1. What is bloat in dogs?
Gastric dilatation-volvulus, more commonly known as “GDV” or “bloat,” is a life-threatening emergency seen in dogs. GDV occurs when the stomach becomes initially bloated (due to gas, food, and/or liquid). Once the stomach becomes distended and bloated, it is more likely for it to rotate out of normal position; after rotating (typically 90-360°) the stomach can twist off to become a gastric dilatation-volvulus (GDV).
When the stomach rotates, it is anchored down at the esophagus and intestines. A GDV prevents any stomach contents from moving out of the stomach and into the intestines, and is fatal without immediate treatment. That’s because the dilatation of the stomach compresses major blood vessels in the abdomen (e.g., the caudal vena cava) and results in severe signs of shock.
2. What symptoms of shock will my dog show if he has bloat?
Clinically, signs of shock include the following:
- An elevated heart rate
- Pale gums
- Low blood pressure
- Increased respiratory rate
3. What if my dog has bloat but doesn’t have surgery?
GDV is a surgical emergency and dogs must be treated with surgery to survive. Untreated, GDV can result in the following:
- Severe pain
- Decreased blood flow to the stomach and intestinal tract
- Necrosis of the tissue
- Ruptured stomach
- Sepsis (i.e., when bacteria enters the blood stream)
- Complications including aspiration pneumonia, abnormal clotting due to DIC, etc.
- Abnormal heart arrhythmias
- A distended spleen
- Abnormal blood loss into the abdomen (e.g., hemoabdomen)
- Acute death
4. What breeds of dogs are predisposed to bloat?
Unfortunately, certain breeds are at greater risk for GDV including giant breed dogs with deep chests. Pet owners of the following breeds should be especially aware of the risk of GDV in their pet, and monitor them carefully:
- Standard Poodles
- Great Danes
- Irish Wolfhounds
- German Shepherd
- Other breeds with similar body shapes or sizes
5. But I have a small dog, so am I safe from worrying about bloat?
Occasionally, smaller breeds have been reported to also develop bloat:
6. What clinical signs of bloat should I monitor my dog for?
Clinical signs of GDV (bloat) include the following and warrant an immediate visit to your veterinarian or emergency veterinarian. If your dog is showing these signs in the middle of the night, you need to get out of bed and get to an emergency veterinarian; waiting until morning to treat can be fatal for your dog.

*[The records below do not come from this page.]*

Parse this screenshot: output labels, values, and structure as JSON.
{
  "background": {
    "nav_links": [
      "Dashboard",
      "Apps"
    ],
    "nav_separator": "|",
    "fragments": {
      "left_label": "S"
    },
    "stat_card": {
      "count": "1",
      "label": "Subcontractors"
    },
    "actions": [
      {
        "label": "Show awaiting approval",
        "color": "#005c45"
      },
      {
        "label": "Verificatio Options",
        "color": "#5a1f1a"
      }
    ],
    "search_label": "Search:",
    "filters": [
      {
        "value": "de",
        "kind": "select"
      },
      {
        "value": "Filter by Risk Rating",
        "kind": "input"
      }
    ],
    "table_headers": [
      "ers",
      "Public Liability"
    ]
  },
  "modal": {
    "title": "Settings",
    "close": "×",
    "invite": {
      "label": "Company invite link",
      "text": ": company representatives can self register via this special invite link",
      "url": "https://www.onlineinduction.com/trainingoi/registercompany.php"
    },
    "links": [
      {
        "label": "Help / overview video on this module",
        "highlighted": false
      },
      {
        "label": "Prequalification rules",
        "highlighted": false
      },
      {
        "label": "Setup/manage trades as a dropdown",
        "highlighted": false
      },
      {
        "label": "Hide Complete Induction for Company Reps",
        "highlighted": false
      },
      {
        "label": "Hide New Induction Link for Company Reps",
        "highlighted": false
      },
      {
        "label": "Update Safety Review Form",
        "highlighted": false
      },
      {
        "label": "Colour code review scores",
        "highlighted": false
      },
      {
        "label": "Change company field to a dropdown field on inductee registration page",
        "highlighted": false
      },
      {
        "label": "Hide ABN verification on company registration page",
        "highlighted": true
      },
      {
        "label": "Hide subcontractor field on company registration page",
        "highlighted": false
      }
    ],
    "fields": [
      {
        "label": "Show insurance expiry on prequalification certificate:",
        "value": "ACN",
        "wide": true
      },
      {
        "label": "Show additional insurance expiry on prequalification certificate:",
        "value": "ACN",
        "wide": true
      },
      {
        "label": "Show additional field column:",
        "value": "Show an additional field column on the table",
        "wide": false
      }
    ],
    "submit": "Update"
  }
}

- Difficulty swallowing
- Hypersalivating/drooling (this is due to the stomach being twisted and the inability to swallow the saliva)
- A large, distended stomach or sprung ribs
- Retching constantly or attempting to vomit – with nothing coming out
- Constant panting
- Not eating
- Anxiety (e.g., pacing, crying, whining, not being able to sleep)
- Signs of shock (see above)
- Severe pain
- Weakness or inability to move
- Sudden death
7. How do you treat bloat in dogs?
Treatment for GDV includes immediate stabilization by your veterinarian, including aggressive intravenous (IV) fluids, pain medication, electrocardiogram and blood pressure monitoring, anti-vomiting medication, and removal of the air/food from the stomach. Once the patient has been stabilized, immediate surgery is required to correctly position the stomach, untwist it, staple the stomach down (to prevent it from re-occurring and re-twisting), and make sure none of the other organs or tissues (e.g., spleen, esophagus, intestines, etc.) are injured.
8. How much will bloat treatment cost?
In general, treatment for GDV, including surgery, anesthesia, supportive care, and post-operative management typically runs from $2500-5,000, uncomplicated. Unfortunately GDV does require surgical treatment so the other option to consider is humane euthanasia if surgery isn’t an option.
9. Can my dog die from bloat if I don’t treat it?
Unfortunately, GDV is often still a cause for “sudden death.” This is a terribly painful way to die, and is often due to the lack of observance of clinical signs in your dog. Make sure you know what signs to look for, and when in doubt, always take your dog to a veterinarian if you are concerned.
10. What’s the prognosis for bloat if I do take my dog to surgery?
The prognosis to recover from GDV is actually excellent with supportive care and surgery (over 90% survival). Keep in mind that the longer you wait and neglect the signs, the poorer the prognosis.
If you have any questions or concerns, you should always visit or call your veterinarian -- they are your best resource to ensure the health and well-being of your pets.